Did you know that Vermont is one of only two states in the country that have both an official cold water state fish and an official warm water state fish? Brook trout is the obvious choice as Vermont’s official cold water fish because they thrive in cold streams throughout the state. Our official warm water fish has a much more limited distribution, but its significance to the state’s natural history, past commercial fisheries, and present-day recreational fishing opportunities have won the walleye this unique honor.

A fish more often associated with the midwestern United States and central Canada, walleye are native to Lake Champlain and the lower ends of its tributaries. In the early 1900’s, the Vermont Fish and Wildlife Department made efforts to establish walleye populations in waters throughout the state. Most of these waters were not suitable for walleye, but self-sustaining walleye populations became established in waters like Lake Carmi, Salem Lake, and Island Pond, and in New Hampshire’s Connecticut River.

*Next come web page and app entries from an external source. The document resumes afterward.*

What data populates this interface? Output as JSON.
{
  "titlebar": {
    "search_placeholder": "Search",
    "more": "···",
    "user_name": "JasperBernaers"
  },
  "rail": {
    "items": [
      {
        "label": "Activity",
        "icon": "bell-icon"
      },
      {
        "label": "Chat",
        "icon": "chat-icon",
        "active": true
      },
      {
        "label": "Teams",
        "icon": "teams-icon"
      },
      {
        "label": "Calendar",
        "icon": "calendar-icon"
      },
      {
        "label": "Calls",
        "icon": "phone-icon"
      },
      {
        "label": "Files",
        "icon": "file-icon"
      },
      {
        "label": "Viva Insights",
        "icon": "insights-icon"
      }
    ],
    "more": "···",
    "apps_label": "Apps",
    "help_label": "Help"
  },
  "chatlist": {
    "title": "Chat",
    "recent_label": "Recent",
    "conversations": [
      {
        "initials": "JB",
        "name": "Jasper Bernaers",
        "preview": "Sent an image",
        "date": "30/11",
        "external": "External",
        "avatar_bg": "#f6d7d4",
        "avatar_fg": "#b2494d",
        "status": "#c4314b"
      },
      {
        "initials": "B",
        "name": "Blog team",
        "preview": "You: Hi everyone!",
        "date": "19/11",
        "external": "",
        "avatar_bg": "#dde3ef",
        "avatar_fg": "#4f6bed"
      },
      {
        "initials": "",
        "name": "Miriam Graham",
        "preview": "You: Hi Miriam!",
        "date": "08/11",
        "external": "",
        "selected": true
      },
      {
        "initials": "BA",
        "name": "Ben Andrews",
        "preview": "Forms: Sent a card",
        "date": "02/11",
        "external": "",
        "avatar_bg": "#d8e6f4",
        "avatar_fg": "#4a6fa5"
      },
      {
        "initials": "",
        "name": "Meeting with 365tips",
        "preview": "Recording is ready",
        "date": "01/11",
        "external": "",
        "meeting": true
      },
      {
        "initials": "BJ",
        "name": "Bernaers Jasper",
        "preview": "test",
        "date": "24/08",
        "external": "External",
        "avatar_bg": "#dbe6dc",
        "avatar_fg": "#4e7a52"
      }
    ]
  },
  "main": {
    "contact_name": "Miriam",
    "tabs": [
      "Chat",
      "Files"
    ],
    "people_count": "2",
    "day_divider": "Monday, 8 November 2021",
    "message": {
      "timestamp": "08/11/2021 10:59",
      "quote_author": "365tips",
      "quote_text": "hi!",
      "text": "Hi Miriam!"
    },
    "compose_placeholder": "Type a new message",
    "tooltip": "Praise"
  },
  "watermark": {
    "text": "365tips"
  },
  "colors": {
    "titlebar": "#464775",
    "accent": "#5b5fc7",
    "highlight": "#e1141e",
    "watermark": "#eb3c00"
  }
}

Decades later, the Department continues efforts to manage the state’s walleye fisheries by protecting habitat, implementing and enforcing fishing regulations, and stocking. As with any fish population, habitat is critical. This is why Department fisheries biologists engage in environmental permitting processes to protect walleye and other fish from habitat degradation. Walleye populations can be very responsive to fishing regulations because they are a long-lived, slow growing fish that people love to harvest and eat. The Department’s fisheries biologists develop and evaluate fishing regulations for walleye populations, and the warden service does the work of enforcing those regulations. In some cases, stocking is an appropriate and effective tool for managing walleye populations. For many years, the Department has worked with the Lake Champlain Walleye Association to annually stock walleye in Lake Champlain. Along the way, the Department has continually refined its facilities and techniques to become a world leader in walleye culture. Stocking has enhanced the Lake Champlain walleye fishery by supplementing natural reproduction. Walleye stocking is also responsible for restoring walleye fishing opportunities in the Northeast Kingdom’s Salem Lake and Island Pond, and for establishing a walleye fishery in southwestern Vermont’s Chittenden Reservoir.